# To do:
Throughout the listing below, copy each line containing "apache".

□ □ □ □ □

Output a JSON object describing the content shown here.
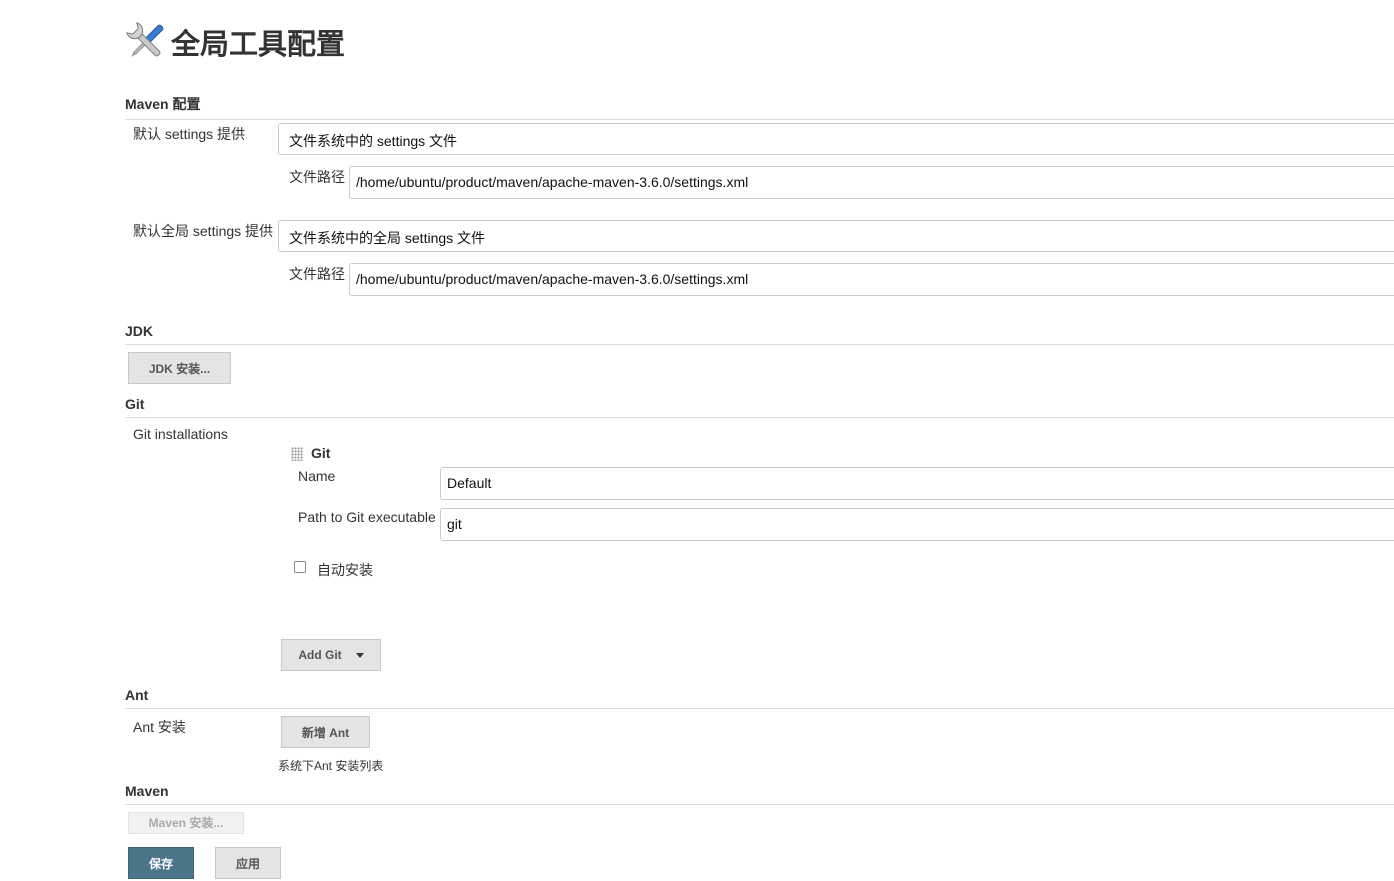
{
  "page": {
    "title": "全局工具配置",
    "icon": "tools-icon"
  },
  "maven_config": {
    "header": "Maven 配置",
    "default_settings_label": "默认 settings 提供",
    "default_settings_value": "文件系统中的 settings 文件",
    "default_settings_path_label": "文件路径",
    "default_settings_path_value": "/home/ubuntu/product/maven/apache-maven-3.6.0/settings.xml",
    "global_settings_label": "默认全局 settings 提供",
    "global_settings_value": "文件系统中的全局 settings 文件",
    "global_settings_path_label": "文件路径",
    "global_settings_path_value": "/home/ubuntu/product/maven/apache-maven-3.6.0/settings.xml"
  },
  "jdk": {
    "header": "JDK",
    "install_button": "JDK 安装..."
  },
  "git": {
    "header": "Git",
    "installations_label": "Git installations",
    "item_title": "Git",
    "name_label": "Name",
    "name_value": "Default",
    "path_label": "Path to Git executable",
    "path_value": "git",
    "auto_install_label": "自动安装",
    "auto_install_checked": false,
    "add_button": "Add Git"
  },
  "ant": {
    "header": "Ant",
    "install_label": "Ant 安装",
    "add_button": "新增 Ant",
    "note": "系统下Ant 安装列表"
  },
  "maven": {
    "header": "Maven",
    "install_button": "Maven 安装..."
  },
  "footer": {
    "save_button": "保存",
    "apply_button": "应用"
  },
  "colors": {
    "primary_button": "#4b758b",
    "button_gray": "#e4e4e4",
    "border": "#cccccc"
  }
}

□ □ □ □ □

# Solution:
    "default_settings_path_value": "/home/ubuntu/product/maven/apache-maven-3.6.0/settings.xml",
    "global_settings_path_value": "/home/ubuntu/product/maven/apache-maven-3.6.0/settings.xml"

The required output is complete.